AVAILABLE RECORDS —
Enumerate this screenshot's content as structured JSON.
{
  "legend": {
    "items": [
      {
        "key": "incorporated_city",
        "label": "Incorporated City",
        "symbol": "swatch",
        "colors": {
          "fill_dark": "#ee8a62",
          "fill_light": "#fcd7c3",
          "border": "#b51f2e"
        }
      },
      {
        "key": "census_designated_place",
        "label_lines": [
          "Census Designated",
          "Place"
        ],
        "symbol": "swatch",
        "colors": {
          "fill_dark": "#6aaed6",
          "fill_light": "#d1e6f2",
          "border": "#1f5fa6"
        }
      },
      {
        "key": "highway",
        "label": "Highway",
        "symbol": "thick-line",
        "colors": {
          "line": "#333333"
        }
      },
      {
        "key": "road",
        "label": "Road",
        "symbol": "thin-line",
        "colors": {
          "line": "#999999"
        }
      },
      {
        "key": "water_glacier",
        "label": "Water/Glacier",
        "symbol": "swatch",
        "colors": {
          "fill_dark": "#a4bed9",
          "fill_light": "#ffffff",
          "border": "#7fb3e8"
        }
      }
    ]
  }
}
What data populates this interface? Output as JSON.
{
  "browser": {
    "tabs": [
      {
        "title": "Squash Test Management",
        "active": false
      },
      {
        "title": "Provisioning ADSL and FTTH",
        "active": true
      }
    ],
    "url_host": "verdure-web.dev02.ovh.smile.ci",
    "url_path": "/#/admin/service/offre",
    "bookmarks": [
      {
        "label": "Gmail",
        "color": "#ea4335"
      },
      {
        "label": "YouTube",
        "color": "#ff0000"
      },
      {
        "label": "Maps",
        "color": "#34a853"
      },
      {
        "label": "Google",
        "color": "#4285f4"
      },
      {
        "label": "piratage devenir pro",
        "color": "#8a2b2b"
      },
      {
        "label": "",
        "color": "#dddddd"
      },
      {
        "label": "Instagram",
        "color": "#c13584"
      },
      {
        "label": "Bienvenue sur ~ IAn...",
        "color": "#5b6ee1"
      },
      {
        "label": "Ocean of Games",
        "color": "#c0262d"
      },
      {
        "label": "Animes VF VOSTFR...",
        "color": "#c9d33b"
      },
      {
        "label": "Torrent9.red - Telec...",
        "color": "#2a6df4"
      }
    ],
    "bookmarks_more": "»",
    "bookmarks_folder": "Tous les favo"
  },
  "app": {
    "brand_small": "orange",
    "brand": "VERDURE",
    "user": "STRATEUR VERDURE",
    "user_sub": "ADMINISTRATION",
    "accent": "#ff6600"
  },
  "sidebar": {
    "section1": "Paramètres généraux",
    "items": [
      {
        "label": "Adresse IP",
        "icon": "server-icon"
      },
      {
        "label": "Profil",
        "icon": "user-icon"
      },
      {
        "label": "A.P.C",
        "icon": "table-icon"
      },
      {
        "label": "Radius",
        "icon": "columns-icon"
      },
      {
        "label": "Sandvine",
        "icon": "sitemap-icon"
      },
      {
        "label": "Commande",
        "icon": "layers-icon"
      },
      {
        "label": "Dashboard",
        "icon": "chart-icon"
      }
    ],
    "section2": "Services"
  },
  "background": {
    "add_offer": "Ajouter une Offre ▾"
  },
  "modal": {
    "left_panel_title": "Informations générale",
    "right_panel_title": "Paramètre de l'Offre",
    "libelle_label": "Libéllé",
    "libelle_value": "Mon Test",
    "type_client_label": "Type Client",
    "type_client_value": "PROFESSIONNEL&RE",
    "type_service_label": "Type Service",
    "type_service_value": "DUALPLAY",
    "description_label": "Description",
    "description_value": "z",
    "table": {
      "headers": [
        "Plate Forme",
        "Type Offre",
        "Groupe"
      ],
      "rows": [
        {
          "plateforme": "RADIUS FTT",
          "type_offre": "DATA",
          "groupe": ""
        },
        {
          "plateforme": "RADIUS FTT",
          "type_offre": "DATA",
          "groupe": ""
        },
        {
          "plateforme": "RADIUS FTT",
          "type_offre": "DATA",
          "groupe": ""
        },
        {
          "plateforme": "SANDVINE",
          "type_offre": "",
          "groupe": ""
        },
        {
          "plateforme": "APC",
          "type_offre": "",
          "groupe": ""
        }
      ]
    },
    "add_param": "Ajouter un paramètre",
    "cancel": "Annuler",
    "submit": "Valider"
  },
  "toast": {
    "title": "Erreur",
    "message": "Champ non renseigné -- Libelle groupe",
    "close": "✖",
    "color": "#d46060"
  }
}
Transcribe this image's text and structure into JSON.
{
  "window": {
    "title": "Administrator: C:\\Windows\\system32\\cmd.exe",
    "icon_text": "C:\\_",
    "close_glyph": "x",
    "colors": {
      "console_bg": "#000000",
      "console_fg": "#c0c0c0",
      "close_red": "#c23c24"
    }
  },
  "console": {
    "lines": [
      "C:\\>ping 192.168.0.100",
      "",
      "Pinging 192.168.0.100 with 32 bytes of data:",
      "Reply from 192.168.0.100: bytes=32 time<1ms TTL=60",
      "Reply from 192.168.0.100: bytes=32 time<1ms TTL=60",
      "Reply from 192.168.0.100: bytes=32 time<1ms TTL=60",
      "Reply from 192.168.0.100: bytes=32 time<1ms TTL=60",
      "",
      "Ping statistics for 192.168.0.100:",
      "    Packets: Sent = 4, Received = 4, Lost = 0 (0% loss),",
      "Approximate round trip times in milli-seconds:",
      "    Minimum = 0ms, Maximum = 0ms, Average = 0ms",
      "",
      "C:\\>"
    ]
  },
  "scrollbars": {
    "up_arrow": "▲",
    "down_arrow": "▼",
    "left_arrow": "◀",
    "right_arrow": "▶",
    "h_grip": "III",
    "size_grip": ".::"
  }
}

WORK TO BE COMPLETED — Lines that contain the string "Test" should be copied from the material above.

ANSWER BOX —
        "title": "Squash Test Management",
    "libelle_value": "Mon Test",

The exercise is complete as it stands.